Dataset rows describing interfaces
========================================
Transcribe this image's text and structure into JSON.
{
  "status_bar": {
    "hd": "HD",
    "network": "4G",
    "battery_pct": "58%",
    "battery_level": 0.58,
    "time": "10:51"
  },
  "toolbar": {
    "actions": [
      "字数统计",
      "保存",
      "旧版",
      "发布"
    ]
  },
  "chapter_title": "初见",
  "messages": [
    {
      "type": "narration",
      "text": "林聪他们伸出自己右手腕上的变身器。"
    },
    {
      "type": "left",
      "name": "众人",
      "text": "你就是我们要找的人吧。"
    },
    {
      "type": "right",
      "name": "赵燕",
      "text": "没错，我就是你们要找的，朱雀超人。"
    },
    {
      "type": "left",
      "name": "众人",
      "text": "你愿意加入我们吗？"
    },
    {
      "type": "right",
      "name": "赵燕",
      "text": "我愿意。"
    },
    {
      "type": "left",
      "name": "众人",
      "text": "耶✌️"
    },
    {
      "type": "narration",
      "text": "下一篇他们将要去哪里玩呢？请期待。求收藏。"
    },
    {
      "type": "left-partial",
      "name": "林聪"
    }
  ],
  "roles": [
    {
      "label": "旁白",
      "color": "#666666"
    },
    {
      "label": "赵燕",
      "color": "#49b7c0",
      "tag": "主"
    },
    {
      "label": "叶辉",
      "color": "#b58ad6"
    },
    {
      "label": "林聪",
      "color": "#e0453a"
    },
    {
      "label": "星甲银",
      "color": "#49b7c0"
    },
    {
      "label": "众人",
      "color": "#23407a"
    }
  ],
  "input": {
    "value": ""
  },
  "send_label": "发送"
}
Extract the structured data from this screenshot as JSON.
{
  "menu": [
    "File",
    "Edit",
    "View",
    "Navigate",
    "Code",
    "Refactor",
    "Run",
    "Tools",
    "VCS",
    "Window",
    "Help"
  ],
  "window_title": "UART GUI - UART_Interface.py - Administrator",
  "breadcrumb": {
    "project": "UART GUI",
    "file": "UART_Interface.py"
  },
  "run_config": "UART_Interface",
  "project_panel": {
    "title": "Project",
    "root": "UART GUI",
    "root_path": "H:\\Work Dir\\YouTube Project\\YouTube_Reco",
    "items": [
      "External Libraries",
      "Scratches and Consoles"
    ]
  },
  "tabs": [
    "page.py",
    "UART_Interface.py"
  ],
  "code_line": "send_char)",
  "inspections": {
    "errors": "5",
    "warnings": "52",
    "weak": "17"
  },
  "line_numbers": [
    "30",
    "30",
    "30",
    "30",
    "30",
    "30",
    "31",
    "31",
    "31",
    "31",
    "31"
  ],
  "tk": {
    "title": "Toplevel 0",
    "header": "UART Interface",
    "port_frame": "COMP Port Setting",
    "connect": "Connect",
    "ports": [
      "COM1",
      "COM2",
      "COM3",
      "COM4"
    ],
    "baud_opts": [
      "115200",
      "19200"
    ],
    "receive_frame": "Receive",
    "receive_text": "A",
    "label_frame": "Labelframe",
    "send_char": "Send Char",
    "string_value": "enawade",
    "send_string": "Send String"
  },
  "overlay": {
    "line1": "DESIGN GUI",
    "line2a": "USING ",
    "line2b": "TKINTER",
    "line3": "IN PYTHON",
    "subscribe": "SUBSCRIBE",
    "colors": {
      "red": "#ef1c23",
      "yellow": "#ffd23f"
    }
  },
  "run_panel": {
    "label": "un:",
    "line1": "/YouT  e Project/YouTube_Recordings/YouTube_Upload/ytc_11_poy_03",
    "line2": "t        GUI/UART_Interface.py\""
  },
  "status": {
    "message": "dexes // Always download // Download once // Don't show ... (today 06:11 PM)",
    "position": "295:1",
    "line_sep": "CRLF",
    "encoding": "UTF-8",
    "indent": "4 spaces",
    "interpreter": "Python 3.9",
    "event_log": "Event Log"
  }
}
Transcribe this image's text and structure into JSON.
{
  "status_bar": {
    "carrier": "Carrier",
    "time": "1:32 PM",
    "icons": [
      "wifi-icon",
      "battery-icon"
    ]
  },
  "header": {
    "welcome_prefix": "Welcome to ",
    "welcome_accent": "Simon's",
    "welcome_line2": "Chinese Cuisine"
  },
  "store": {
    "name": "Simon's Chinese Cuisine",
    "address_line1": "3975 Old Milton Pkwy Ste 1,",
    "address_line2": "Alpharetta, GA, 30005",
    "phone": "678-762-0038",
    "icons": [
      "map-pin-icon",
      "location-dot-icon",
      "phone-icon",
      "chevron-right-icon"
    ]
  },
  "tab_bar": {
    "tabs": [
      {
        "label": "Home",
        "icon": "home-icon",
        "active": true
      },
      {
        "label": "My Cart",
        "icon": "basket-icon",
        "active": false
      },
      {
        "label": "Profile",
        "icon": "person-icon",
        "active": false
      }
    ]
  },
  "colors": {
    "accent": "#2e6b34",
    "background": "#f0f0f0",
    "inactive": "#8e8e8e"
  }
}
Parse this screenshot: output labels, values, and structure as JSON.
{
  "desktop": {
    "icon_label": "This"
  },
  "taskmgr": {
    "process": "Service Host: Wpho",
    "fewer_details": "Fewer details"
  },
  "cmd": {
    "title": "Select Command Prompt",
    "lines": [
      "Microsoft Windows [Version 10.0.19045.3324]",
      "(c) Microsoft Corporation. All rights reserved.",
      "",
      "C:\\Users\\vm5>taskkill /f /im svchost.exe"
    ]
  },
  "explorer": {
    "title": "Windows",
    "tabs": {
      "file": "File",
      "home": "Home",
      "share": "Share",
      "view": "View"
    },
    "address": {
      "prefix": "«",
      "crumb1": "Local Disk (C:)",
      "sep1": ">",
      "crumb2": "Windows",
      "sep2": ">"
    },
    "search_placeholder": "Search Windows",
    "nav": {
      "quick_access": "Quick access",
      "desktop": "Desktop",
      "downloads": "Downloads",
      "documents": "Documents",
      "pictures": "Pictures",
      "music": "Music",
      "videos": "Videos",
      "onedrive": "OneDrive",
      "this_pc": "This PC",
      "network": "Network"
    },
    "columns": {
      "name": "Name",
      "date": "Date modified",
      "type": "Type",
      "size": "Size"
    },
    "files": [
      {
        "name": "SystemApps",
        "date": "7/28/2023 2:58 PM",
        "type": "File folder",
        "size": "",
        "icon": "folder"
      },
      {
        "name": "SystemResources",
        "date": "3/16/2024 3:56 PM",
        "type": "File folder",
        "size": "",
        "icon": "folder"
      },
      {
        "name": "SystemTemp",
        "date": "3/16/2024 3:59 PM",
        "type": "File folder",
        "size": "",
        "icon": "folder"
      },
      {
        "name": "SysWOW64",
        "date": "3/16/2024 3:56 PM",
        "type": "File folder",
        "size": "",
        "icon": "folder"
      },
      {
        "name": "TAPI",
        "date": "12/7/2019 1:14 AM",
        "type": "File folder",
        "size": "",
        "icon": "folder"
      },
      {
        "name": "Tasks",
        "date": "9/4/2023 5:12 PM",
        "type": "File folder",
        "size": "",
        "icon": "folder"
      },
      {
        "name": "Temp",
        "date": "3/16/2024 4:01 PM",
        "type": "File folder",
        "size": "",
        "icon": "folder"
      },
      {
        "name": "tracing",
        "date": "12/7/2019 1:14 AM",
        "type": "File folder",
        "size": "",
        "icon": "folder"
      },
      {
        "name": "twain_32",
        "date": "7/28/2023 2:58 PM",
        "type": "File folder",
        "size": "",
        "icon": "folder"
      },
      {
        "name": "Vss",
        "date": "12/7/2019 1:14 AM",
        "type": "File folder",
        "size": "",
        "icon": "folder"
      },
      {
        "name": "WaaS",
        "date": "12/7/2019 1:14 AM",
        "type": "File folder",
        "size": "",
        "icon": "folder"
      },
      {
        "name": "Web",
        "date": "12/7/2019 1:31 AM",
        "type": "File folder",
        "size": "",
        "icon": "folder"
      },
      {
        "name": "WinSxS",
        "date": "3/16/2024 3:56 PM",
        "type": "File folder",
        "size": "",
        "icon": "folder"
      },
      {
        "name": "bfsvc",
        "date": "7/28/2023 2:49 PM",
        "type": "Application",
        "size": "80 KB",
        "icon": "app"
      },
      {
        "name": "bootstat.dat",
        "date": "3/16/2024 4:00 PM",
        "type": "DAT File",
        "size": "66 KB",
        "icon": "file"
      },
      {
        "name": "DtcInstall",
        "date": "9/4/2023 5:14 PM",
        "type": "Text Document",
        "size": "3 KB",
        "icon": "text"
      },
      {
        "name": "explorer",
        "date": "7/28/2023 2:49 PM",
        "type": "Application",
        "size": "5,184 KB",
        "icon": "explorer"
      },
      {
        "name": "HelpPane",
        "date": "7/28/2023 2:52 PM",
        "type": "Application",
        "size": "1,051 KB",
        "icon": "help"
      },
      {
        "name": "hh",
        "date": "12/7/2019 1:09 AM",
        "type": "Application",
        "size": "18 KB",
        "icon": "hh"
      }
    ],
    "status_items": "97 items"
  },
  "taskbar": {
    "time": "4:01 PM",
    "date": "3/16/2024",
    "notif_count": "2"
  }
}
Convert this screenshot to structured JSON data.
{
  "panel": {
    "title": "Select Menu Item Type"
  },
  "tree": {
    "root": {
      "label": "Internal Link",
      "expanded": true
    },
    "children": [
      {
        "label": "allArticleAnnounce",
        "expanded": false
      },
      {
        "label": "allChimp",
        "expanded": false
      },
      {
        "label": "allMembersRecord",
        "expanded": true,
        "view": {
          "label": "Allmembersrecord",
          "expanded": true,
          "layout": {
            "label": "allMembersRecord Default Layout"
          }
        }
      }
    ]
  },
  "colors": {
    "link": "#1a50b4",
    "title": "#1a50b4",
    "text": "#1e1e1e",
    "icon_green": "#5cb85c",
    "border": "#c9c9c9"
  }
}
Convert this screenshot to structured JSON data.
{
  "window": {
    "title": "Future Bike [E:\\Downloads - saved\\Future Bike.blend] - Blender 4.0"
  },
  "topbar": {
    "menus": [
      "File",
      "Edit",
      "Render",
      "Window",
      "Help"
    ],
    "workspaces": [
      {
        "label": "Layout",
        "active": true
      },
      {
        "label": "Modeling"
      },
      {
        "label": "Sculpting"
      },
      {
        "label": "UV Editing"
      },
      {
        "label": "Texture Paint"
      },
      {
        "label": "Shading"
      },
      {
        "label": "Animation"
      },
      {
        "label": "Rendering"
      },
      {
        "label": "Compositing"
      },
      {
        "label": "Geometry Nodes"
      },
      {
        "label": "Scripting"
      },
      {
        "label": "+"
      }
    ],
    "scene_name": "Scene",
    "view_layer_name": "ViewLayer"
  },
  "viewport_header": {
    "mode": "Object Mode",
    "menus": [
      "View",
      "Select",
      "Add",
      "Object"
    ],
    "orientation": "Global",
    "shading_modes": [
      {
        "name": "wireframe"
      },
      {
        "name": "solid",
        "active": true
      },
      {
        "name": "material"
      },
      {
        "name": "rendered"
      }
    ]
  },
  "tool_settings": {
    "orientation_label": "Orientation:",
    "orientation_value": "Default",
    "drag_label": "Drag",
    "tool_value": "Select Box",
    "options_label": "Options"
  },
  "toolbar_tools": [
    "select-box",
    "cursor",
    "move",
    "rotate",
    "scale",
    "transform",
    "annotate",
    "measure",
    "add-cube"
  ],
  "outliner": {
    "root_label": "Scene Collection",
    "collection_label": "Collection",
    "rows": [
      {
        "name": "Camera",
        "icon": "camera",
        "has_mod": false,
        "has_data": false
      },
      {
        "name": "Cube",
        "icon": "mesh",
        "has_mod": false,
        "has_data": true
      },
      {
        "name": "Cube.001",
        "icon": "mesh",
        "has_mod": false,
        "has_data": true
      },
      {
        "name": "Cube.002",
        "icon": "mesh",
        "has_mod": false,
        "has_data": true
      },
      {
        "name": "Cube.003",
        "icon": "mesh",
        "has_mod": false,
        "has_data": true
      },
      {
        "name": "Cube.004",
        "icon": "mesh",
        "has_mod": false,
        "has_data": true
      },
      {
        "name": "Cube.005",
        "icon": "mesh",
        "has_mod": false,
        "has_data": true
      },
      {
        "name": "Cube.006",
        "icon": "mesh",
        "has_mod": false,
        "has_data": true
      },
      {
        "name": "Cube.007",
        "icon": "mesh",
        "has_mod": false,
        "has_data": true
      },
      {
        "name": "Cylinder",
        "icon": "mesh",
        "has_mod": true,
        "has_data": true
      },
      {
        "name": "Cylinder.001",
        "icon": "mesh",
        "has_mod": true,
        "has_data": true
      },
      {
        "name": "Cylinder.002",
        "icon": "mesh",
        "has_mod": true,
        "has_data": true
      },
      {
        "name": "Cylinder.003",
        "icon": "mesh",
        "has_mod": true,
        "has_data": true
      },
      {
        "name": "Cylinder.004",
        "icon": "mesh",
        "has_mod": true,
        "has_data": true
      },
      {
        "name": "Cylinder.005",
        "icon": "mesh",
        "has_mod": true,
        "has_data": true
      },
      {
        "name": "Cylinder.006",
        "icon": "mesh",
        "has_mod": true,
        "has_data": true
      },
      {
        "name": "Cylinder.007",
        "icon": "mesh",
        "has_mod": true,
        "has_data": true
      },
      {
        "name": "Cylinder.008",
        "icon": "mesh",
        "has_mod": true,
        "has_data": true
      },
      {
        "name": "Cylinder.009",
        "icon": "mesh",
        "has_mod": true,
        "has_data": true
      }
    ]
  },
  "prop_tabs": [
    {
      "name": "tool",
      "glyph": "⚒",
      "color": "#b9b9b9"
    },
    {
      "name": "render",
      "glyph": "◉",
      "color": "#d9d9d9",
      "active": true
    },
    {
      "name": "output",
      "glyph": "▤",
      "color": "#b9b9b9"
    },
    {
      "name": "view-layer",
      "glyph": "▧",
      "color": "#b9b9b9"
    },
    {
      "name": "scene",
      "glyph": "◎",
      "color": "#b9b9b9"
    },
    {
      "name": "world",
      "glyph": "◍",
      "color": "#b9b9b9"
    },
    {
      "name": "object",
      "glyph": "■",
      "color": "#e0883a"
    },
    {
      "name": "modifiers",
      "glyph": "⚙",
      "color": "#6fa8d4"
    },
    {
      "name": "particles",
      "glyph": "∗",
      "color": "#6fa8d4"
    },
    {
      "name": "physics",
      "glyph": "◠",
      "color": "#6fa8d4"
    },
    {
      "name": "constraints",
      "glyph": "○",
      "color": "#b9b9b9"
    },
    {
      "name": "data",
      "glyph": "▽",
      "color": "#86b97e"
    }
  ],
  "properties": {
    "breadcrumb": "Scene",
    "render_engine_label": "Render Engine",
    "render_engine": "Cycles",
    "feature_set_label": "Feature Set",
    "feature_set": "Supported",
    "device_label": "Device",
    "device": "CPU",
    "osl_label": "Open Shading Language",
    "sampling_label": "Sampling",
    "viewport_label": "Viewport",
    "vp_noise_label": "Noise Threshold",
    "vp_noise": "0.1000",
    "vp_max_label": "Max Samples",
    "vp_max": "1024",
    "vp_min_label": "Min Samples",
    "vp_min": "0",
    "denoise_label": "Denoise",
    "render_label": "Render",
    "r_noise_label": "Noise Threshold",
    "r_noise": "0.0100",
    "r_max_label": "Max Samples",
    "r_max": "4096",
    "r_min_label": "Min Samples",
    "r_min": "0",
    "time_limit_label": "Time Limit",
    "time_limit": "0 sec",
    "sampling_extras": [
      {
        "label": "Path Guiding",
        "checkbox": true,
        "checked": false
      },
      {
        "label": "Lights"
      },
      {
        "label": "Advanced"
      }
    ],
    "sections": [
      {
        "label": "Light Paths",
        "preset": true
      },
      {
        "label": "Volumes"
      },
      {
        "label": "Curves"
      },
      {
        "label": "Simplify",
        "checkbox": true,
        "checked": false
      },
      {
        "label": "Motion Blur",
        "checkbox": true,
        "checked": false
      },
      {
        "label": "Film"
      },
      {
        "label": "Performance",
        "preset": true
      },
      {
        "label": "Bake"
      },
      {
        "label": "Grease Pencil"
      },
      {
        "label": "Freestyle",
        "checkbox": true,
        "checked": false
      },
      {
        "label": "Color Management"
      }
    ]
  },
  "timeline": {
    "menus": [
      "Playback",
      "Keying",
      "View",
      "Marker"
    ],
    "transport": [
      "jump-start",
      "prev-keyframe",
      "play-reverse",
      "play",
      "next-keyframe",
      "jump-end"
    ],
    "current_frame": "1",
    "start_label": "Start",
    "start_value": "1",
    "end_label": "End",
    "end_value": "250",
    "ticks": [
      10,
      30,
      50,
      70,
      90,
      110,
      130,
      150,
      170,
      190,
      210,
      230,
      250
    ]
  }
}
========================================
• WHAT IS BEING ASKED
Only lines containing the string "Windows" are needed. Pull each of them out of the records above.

• FINISHED TASK
      "Microsoft Windows [Version 10.0.19045.3324]",
    "title": "Windows",
      "crumb2": "Windows",
    "search_placeholder": "Search Windows",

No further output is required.